### [Work to be completed]
Please reproduce all of the data below exactly, leaving each picture out.

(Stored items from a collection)
##########

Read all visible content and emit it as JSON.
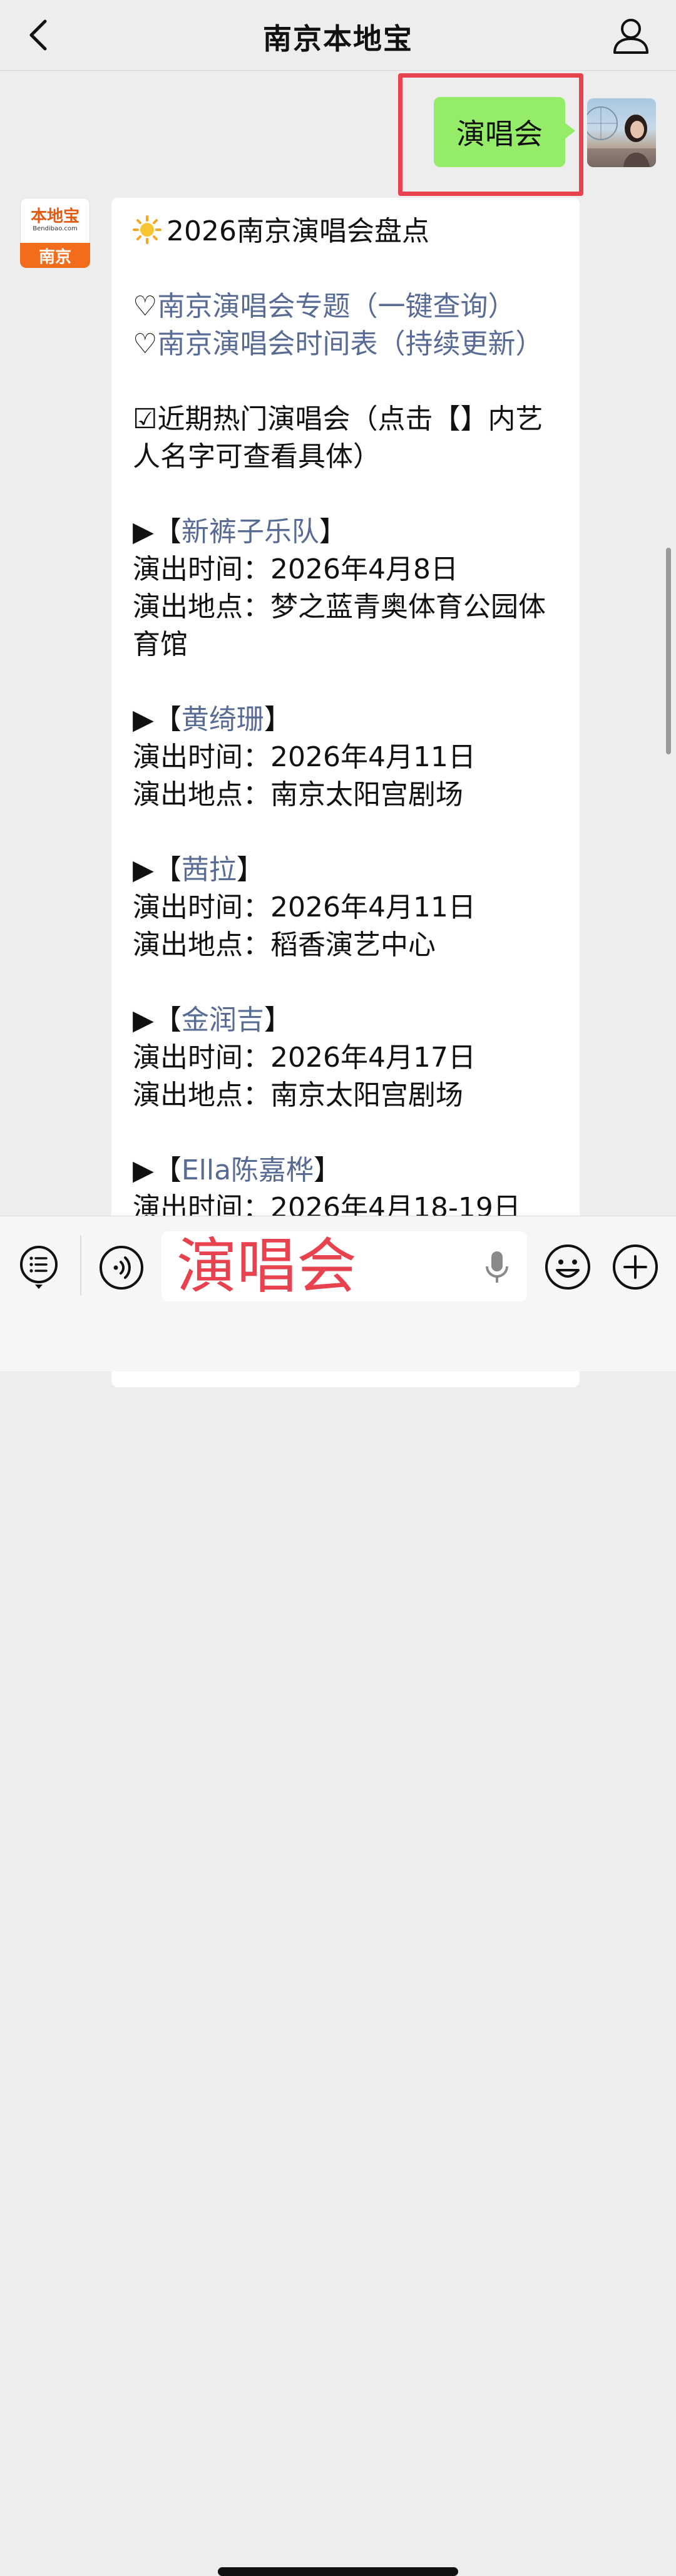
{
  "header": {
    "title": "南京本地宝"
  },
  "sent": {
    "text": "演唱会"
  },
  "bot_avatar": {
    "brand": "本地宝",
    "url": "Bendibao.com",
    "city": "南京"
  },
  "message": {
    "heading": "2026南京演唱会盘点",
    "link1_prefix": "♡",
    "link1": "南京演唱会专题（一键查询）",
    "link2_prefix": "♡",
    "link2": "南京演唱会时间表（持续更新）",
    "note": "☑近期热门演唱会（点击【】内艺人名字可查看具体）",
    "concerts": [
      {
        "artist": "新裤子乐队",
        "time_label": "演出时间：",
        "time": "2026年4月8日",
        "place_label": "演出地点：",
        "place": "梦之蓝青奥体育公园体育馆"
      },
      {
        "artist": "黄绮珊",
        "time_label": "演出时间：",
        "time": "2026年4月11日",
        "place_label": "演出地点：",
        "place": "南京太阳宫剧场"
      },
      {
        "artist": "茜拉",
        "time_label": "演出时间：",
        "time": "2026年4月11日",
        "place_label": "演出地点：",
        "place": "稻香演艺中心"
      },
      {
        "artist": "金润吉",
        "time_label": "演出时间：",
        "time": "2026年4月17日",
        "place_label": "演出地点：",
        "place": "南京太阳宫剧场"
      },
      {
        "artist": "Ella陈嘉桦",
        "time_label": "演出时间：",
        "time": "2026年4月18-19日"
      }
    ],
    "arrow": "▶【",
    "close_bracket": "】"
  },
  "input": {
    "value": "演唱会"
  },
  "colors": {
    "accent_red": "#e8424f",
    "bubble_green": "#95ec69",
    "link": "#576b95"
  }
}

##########

### [Result of the exercise]
Read all visible content and emit it as JSON.
{
  "header": {
    "title": "南京本地宝"
  },
  "sent": {
    "text": "演唱会"
  },
  "bot_avatar": {
    "brand": "本地宝",
    "url": "Bendibao.com",
    "city": "南京"
  },
  "message": {
    "heading": "2026南京演唱会盘点",
    "link1_prefix": "♡",
    "link1": "南京演唱会专题（一键查询）",
    "link2_prefix": "♡",
    "link2": "南京演唱会时间表（持续更新）",
    "note": "☑近期热门演唱会（点击【】内艺人名字可查看具体）",
    "concerts": [
      {
        "artist": "新裤子乐队",
        "time_label": "演出时间：",
        "time": "2026年4月8日",
        "place_label": "演出地点：",
        "place": "梦之蓝青奥体育公园体育馆"
      },
      {
        "artist": "黄绮珊",
        "time_label": "演出时间：",
        "time": "2026年4月11日",
        "place_label": "演出地点：",
        "place": "南京太阳宫剧场"
      },
      {
        "artist": "茜拉",
        "time_label": "演出时间：",
        "time": "2026年4月11日",
        "place_label": "演出地点：",
        "place": "稻香演艺中心"
      },
      {
        "artist": "金润吉",
        "time_label": "演出时间：",
        "time": "2026年4月17日",
        "place_label": "演出地点：",
        "place": "南京太阳宫剧场"
      },
      {
        "artist": "Ella陈嘉桦",
        "time_label": "演出时间：",
        "time": "2026年4月18-19日"
      }
    ],
    "arrow": "▶【",
    "close_bracket": "】"
  },
  "input": {
    "value": "演唱会"
  },
  "colors": {
    "accent_red": "#e8424f",
    "bubble_green": "#95ec69",
    "link": "#576b95"
  }
}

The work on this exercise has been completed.